During the ponding process, Alexandria Archaeology with the assistance of the Maryland Archaeological Conservation Lab chose a selection of ship and wharf timbers for conservation. The conservation process will include submerging the timbers in polyethylene glycol and then freeze drying them to remove any remaining water. This treatment stabilizes the artifacts for future exhibit and study. The timbers will be used to interpret the city’s rich maritime heritage, providing tangible examples of 18th century ship building and land making techniques.
AECOM is a multi-national engineering, architecture, environmental, and cultural resources management firm with decades of experience with maritime resources and large‐scale archaeological projects.
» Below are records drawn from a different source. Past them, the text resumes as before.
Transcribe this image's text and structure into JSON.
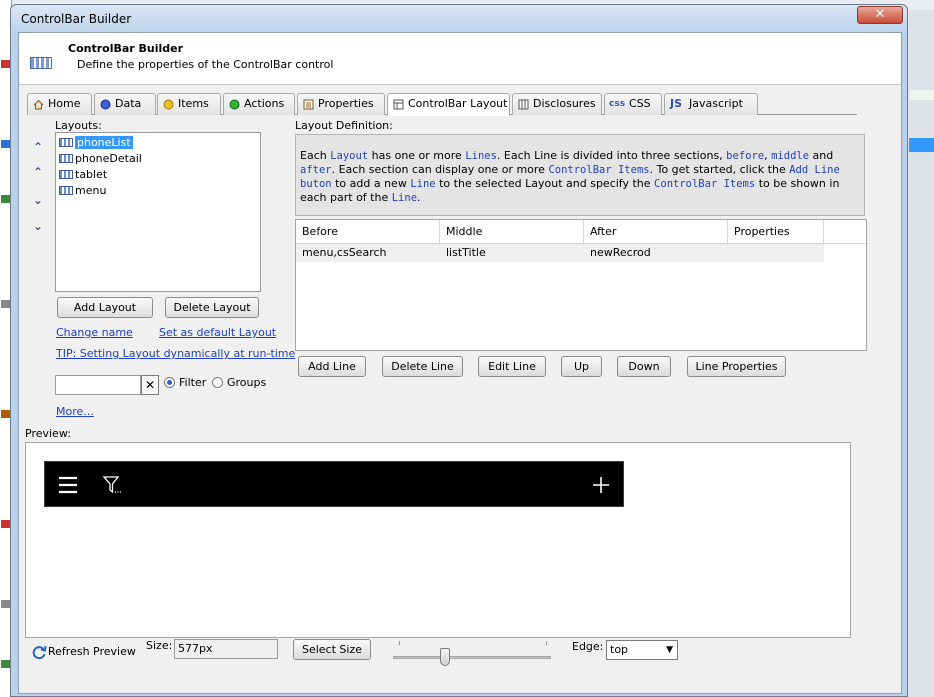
{
  "window": {
    "title": "ControlBar Builder",
    "close_icon": "close-icon"
  },
  "header": {
    "title": "ControlBar Builder",
    "subtitle": "Define the properties of the ControlBar control",
    "icon": "controlbar-icon"
  },
  "tabs": [
    {
      "label": "Home",
      "icon": "home-icon"
    },
    {
      "label": "Data",
      "icon": "data-icon"
    },
    {
      "label": "Items",
      "icon": "items-icon"
    },
    {
      "label": "Actions",
      "icon": "actions-icon"
    },
    {
      "label": "Properties",
      "icon": "properties-icon"
    },
    {
      "label": "ControlBar Layout",
      "icon": "layout-icon"
    },
    {
      "label": "Disclosures",
      "icon": "disclosures-icon"
    },
    {
      "label": "CSS",
      "icon": "css-icon"
    },
    {
      "label": "Javascript",
      "icon": "javascript-icon"
    }
  ],
  "active_tab": "ControlBar Layout",
  "layouts": {
    "label": "Layouts:",
    "items": [
      "phoneList",
      "phoneDetail",
      "tablet",
      "menu"
    ],
    "selected": "phoneList",
    "add_button": "Add Layout",
    "delete_button": "Delete Layout",
    "change_name_link": "Change name",
    "set_default_link": "Set as default Layout",
    "tip_link": "TIP: Setting Layout dynamically at run-time",
    "filter_value": "",
    "filter_label": "Filter",
    "groups_label": "Groups",
    "more_link": "More..."
  },
  "definition": {
    "label": "Layout Definition:",
    "info": {
      "p1": "Each ",
      "k1": "Layout",
      "p2": " has one or more ",
      "k2": "Lines",
      "p3": ". Each Line is divided into three sections, ",
      "k3": "before",
      "p4": ", ",
      "k4": "middle",
      "p5": " and ",
      "k5": "after",
      "p6": ". Each section can display one or more ",
      "k6": "ControlBar Items",
      "p7": ". To get started, click the ",
      "k7": "Add Line buton",
      "p8": " to add a new ",
      "k8": "Line",
      "p9": " to the selected Layout and specify the ",
      "k9": "ControlBar Items",
      "p10": " to be shown in each part of the ",
      "k10": "Line",
      "p11": "."
    },
    "columns": [
      "Before",
      "Middle",
      "After",
      "Properties"
    ],
    "rows": [
      {
        "before": "menu,csSearch",
        "middle": "listTitle",
        "after": "newRecrod",
        "properties": ""
      }
    ],
    "buttons": {
      "add_line": "Add Line",
      "delete_line": "Delete Line",
      "edit_line": "Edit Line",
      "up": "Up",
      "down": "Down",
      "line_properties": "Line Properties"
    }
  },
  "preview": {
    "label": "Preview:",
    "refresh_label": "Refresh Preview",
    "size_label": "Size:",
    "size_value": "577px",
    "select_size": "Select Size",
    "edge_label": "Edge:",
    "edge_value": "top",
    "slider_level": 0.33
  }
}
AECOM provides services for governments, businesses, and organizations in more than 150 countries. As a fully integrated consulting firm, they connect knowledge and experience across their global network of experts to help clients solve their most complex challenges. AECOM and its legacy companies began supplying cultural resources services in 1977. AECOM has completed a wide variety of cultural resource management projects across the United States for government and private sector clients.
The Maryland Archaeological Conservation Laboratory (MAC Lab) is a state-of-the-art archaeological research, conservation, and curation facility located at Jefferson Patterson Park & Museum, the State Museum of Archaeology, in southern Maryland. The MAC Lab contains a full-service archaeological conservation facility that works with museums, non-profit organizations, government agencies, and Cultural Resource Management firms.
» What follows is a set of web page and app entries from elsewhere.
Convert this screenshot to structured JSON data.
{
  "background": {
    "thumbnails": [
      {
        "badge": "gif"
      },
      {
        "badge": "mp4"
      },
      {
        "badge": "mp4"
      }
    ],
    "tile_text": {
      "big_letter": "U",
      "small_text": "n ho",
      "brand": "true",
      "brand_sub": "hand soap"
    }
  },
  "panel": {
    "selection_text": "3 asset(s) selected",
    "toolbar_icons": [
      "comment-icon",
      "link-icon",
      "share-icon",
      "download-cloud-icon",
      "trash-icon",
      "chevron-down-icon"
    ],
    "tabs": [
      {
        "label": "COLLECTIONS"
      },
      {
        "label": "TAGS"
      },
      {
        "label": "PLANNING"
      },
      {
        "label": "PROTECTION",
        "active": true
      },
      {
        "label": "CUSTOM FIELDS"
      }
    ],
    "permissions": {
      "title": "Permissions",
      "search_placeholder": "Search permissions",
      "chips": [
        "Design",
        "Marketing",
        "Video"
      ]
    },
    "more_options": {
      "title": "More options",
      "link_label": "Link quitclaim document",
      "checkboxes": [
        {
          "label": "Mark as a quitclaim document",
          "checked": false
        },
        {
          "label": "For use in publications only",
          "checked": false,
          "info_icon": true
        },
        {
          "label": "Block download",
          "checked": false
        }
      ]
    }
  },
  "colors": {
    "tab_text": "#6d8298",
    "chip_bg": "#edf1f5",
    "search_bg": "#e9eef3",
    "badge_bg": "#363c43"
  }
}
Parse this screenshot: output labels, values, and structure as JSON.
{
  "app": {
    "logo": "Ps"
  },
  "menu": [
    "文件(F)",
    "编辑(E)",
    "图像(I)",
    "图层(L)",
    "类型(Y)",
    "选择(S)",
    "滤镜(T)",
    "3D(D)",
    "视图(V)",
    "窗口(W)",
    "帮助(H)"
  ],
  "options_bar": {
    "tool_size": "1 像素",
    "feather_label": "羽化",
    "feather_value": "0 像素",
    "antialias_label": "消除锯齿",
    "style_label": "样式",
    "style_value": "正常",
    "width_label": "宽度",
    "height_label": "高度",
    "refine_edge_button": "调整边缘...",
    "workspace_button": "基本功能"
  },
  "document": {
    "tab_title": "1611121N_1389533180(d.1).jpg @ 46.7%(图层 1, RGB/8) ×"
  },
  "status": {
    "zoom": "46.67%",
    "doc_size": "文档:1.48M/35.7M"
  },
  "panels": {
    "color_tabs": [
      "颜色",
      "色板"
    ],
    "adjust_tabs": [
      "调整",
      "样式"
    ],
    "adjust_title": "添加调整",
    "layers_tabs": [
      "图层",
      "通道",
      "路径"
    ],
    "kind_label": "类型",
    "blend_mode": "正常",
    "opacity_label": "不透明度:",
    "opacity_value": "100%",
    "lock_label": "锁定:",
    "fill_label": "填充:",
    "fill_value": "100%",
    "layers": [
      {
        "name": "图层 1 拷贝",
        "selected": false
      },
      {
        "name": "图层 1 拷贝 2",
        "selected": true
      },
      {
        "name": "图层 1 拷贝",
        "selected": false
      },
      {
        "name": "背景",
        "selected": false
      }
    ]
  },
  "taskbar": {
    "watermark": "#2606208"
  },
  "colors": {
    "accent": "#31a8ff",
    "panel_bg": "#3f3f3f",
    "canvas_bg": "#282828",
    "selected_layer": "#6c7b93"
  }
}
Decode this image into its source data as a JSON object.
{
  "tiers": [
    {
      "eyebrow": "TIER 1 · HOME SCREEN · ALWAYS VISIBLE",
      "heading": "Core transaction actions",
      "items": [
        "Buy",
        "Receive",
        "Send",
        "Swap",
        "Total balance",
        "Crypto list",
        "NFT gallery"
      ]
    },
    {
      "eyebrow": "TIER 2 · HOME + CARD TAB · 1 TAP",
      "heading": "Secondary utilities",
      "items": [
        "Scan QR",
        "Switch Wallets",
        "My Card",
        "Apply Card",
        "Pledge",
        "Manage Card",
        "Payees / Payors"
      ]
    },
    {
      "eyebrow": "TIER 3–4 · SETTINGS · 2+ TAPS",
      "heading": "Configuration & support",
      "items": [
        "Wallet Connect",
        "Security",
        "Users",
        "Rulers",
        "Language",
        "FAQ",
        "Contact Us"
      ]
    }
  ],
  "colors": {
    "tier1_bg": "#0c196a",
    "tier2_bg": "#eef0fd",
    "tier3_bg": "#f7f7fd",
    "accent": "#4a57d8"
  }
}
Timeline and Project Updates
- Spring-Fall 2018: Excavation of three ship remnants at the Robinson Landing Site. Transfer of timbers to a city facility.
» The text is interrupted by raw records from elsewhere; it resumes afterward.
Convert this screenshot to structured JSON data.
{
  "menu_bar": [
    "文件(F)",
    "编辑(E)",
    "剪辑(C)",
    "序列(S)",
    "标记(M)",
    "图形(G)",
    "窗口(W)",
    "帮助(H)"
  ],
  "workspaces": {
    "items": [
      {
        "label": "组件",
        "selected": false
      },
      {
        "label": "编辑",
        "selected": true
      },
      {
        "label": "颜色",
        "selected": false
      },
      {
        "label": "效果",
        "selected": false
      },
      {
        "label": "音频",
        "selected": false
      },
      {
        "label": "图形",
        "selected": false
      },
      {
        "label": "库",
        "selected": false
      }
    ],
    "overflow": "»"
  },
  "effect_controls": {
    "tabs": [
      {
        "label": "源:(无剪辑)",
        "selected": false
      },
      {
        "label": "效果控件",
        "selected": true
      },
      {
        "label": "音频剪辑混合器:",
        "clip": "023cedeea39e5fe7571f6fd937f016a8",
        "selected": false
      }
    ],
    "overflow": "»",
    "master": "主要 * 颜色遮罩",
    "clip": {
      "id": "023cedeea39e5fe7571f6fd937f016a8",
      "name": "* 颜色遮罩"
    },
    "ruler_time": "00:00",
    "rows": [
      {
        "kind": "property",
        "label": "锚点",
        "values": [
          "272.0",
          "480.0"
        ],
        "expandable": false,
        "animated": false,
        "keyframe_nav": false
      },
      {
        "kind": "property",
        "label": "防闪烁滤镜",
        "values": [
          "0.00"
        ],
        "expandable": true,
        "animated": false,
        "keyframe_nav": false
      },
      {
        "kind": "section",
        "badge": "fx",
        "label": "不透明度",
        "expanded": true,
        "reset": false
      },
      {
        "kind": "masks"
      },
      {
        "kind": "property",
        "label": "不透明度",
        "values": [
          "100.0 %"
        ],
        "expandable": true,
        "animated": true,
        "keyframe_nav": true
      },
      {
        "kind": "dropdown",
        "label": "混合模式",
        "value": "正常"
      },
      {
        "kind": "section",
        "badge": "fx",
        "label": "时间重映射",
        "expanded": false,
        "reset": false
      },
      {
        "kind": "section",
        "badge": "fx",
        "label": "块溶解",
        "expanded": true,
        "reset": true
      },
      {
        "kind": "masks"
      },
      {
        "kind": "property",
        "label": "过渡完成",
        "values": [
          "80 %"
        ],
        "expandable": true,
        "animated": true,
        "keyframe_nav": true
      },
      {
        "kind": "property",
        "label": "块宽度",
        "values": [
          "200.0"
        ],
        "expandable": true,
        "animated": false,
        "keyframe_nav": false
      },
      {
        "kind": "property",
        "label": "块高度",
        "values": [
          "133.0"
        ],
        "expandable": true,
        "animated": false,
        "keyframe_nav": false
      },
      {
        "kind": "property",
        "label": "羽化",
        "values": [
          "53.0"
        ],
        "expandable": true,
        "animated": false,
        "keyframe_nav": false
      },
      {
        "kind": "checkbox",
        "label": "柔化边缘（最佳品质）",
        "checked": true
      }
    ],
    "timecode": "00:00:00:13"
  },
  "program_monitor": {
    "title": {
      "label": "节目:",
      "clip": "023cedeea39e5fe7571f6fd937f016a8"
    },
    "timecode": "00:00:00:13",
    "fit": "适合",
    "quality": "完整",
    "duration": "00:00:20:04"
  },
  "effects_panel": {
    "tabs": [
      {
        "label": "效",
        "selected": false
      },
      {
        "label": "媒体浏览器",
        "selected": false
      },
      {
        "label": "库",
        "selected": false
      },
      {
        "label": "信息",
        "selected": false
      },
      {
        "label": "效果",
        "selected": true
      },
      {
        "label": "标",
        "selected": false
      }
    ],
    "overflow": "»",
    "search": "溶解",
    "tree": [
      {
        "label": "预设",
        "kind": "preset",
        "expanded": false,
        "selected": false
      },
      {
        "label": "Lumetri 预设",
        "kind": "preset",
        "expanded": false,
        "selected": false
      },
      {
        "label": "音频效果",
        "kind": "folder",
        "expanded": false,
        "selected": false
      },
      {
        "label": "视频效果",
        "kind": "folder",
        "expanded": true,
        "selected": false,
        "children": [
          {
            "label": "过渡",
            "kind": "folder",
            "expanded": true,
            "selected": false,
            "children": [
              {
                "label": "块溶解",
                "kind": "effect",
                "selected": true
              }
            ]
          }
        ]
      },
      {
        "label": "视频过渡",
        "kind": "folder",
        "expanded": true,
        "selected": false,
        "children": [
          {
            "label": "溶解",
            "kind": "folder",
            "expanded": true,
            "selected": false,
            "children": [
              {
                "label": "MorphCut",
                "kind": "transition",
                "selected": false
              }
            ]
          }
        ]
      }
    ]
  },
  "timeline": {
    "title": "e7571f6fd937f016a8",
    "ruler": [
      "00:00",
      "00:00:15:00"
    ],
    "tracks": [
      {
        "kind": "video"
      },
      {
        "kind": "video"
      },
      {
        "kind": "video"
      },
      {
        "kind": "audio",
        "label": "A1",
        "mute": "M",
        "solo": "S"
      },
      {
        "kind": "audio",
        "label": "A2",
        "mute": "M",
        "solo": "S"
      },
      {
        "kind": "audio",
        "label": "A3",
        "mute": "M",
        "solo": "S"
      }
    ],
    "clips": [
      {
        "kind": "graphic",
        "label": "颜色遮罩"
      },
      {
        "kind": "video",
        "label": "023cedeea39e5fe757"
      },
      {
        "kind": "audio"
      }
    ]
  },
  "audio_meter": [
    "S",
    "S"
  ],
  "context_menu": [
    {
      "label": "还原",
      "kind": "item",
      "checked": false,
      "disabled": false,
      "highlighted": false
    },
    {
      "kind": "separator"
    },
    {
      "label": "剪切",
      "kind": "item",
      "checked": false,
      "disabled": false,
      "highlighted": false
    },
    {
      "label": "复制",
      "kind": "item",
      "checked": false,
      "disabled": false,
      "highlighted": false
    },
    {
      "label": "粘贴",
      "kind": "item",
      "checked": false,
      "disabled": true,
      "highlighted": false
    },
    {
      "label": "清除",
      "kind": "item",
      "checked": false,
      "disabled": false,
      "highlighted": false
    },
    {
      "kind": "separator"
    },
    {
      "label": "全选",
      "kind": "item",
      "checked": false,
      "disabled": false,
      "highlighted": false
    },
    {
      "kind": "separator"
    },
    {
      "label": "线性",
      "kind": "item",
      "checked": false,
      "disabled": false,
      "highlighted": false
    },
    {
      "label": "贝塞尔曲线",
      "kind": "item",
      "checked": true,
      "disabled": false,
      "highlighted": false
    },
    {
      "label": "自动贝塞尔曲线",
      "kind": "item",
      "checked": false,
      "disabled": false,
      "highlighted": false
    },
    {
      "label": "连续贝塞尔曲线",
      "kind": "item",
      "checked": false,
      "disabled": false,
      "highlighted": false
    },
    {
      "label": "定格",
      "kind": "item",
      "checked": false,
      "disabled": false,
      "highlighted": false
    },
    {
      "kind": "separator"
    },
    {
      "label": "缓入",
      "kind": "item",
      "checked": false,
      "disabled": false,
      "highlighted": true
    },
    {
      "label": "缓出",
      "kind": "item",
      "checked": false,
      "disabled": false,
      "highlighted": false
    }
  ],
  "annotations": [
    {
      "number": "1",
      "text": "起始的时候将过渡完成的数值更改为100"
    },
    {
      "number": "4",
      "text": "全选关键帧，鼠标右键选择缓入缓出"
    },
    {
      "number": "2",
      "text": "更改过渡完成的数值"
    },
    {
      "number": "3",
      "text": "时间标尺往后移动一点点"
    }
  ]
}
- Spring 2018 (April): Alexandria Archaeological Commission (AAC) convenes the Ships’ Committee to discuss and develop recommendations for the ships’ storage, exhibition, and interpretation within the context of the Waterfront Plan.
- Summer/Fall 2018: Planning begins with help of the Department of Project Implementation (DPI) and Maryland Archaeological Conservation Lab.
- Winter 2019/2020: Community engagement efforts begin
- June/July 2020: Project approved in FY21 CIP budget
Implementation and Fieldwork Phase
- January 2021: Request for Proposals for the Historic Ship Stabilization Project posted
- January 2022: Contract Awarded to AECOM
- April 19, 2022: Public event – Pre-Construction Meeting at Ben Brenman Pond
- May 2022: Relocation and timber placement portion of project. (Fieldwork started in spring to provide for more favorable working conditions and water temperatures)
- September 2022: Three interpretive panels installed at Ben Brenman Pond.
- November 2022: Selective conservation of timbers that were not ponded begins.
- Timber Monitoring schedule:
Part of this project requires that the timbers’ condition is regularly monitored.
One year after the relocation is complete (Summer 2023), divers will visit the site to assess any issues with timber storage including drift and sediment accumulation. They will pull timbers to the surface of the pond and City staff and conservators examine the timbers’ state of preservation. Divers will report below water condition of timbers, geotextile, and geogrid to City of Alexandria.
Monitoring inspections will be carried out every five years following the first annual inspection.
Community Meetings and Public Outreach
- Regular updates: Alexandria Archaeological Commission (AAC)
- November 2019: Parks and Recreation Commission
- January 2020: Historic Alexandria Resources Commission (HARC)
- February 2020: Cameron Station Civic Association
- November 2020: Waterfront Commission
- March 2022: Parks and Recreation Commission
- March 2022: Waterfront Commission
- April 19, 2022: Community Pre-Construction Meeting for the Historic Ship Timbers Stabilization Project
- May 2022: Cameron Station Civic Association